With its sustainable and economical school buildings designed by award-winning architect Anna Heringer, a tiny village in rural Bangladesh shows the way forward.
When you think of a school building, what comes to mind? I think of tall, nondescript buildings with long corridors punctuated by classrooms and wooden desks. Architect Anna Heringer had other ideas, though.
At 19, she spent a year in Bangladesh volunteering with a charity called Dipshika. That stint gave her a deep insight into the community and its needs. From that experience grew Heringer’s first architectural project in Bangladesh – the award-winning METI School in the village of Rudrapur, which formed the basis for her thesis as well.
The METI School was completed in 2006 and received immediate acclaim as well as several awards including the prestigious Aga Khan Award for Architecture. Since then, Heringer has worked on several other projects in Bangladesh including on the one which is the focus of this article – the DESI (Dipshikha Electrical Skill Improvement) training centre for local electricians, which incidentally is also run by Dipshika.
The DESI building is unlike any rural school you have seen. The principles of design were the same as for METI – regional construction, local materials, but here new ideas were incorporated for structural stability and sustainability.
In an interview with the German website Architekturclips, Heringer says, “When you see Bangladesh – all the fields, the rubbish and the energy going into the air, then you know that the choice of material should not be merely an aesthetic one, since it has an impact on the environment, on the climate.”
Anna Heringer propagates buildings made out of clay with traditional materials and crafting techniques. She challenges the modern approach of ignoring traditional materials in favour of mass-produced ones.
The structure of the building in question was designed around a typical Bangladeshi home where all of the household functions – eating, sleeping, washing, etc are performed in separate structures built around a central courtyard.
The DESI building, however, incorporated all these functions into a single structure with two classrooms, two offices and two residences for the school teachers. The teachers have separate bathrooms with two showers and toilets, while on the ground floor a student bathroom has many toilets and sinks.
The toilets have their own two-chamber septic tank. “This is the first time that sanitary units have been built into earth houses in Bangladesh, proving that mud and bamboos are flexible enough to accommodate modern lifestyle requirements.”
For the construction, Heringer and her team used mainly mud and bamboo, but improved the stability with a masonry foundation and damp-proofing. The team tested the soil of Rudrapur and found that it was mainly silt with some clay (referred to as ‘Loam’). They were convinced that this mud would withstand the pressure of a building and would harden well without cracking.

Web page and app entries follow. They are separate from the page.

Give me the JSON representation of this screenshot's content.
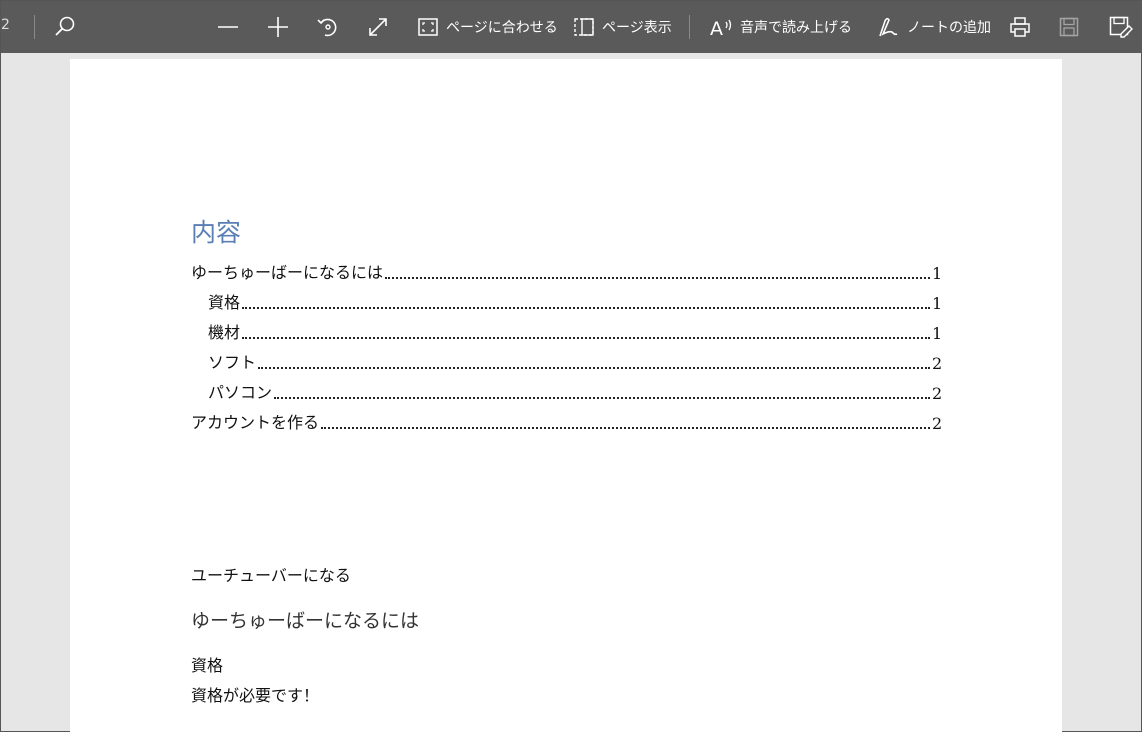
{
  "toolbar": {
    "page_indicator": "2",
    "fit_page_label": "ページに合わせる",
    "page_view_label": "ページ表示",
    "read_aloud_label": "音声で読み上げる",
    "add_notes_label": "ノートの追加"
  },
  "document": {
    "toc_heading": "内容",
    "toc": [
      {
        "text": "ゆーちゅーばーになるには",
        "page": "1",
        "level": 1
      },
      {
        "text": "資格",
        "page": "1",
        "level": 2
      },
      {
        "text": "機材",
        "page": "1",
        "level": 2
      },
      {
        "text": "ソフト",
        "page": "2",
        "level": 2
      },
      {
        "text": "パソコン",
        "page": "2",
        "level": 2
      },
      {
        "text": "アカウントを作る",
        "page": "2",
        "level": 1
      }
    ],
    "title_line": "ユーチューバーになる",
    "heading1": "ゆーちゅーばーになるには",
    "heading2": "資格",
    "paragraph": "資格が必要です！"
  },
  "colors": {
    "toolbar_bg": "#5a5a5a",
    "heading_blue": "#5b7fb5",
    "viewer_bg": "#e6e6e6"
  }
}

The building is rural, yet contemporary. It is high-tech, yet low-tech. Sticking to traditional building methods, no machinery was used in the construction. Instead, local villagers worked on the site, alongside eight water-buffaloes and made cob walls (by mixing earth, water and rice straw).
The windows received a traditional border of lime plastering, while the rooms were given many windows at varying heights for ventilation and natural cooling.
The lattice-work bamboo wall covering in the first floor gives the area a romantic, medieval touch, and generates criss-cross light and shadow patterns across the floor. Simple cotton saris hang over head – a traditional awning adds another layer of shade. Straw mats cushion the ground and provide seating along with bamboo benches.
The building is also innovative for its use of solar panels, which students helped install as part of their curriculum. 100% of DESI’s energy needs are produced by the solar panels which provide warm water as well.
The residents of Rudrapur are proud of their ‘international’ buildings. “In place of a cement-plastered brick wall, a sophisticated woven bamboo wall becomes a sign of prestige. In that way an independent, local identity evolves quite automatically.”
Heringer’s green projects and evolving architecture proves that by using materials that might be considered ‘rural’ or even ancient, one can make strong, sustainable, modern and beautiful buildings.
“I often hear that sustainable architecture is ugly and I fully disagree with this. A building has to be in accord with the social and environmental context and if these layers are all in harmony then it is a beautiful building and at the same time a sustainable one. For me, sustainability is beauty.”
At the DESI School, there is no compromise with either form or function. There’s texture, shadow and light. There’s movement and energy. And when you have a building that not only teaches but also inspires, you know that the purpose of such a structure has been achieved. What more does a school need?
Text By Chryselle D’Silva Dias
Photographs Courtesy Kurt Hoerbst and Anna Heringer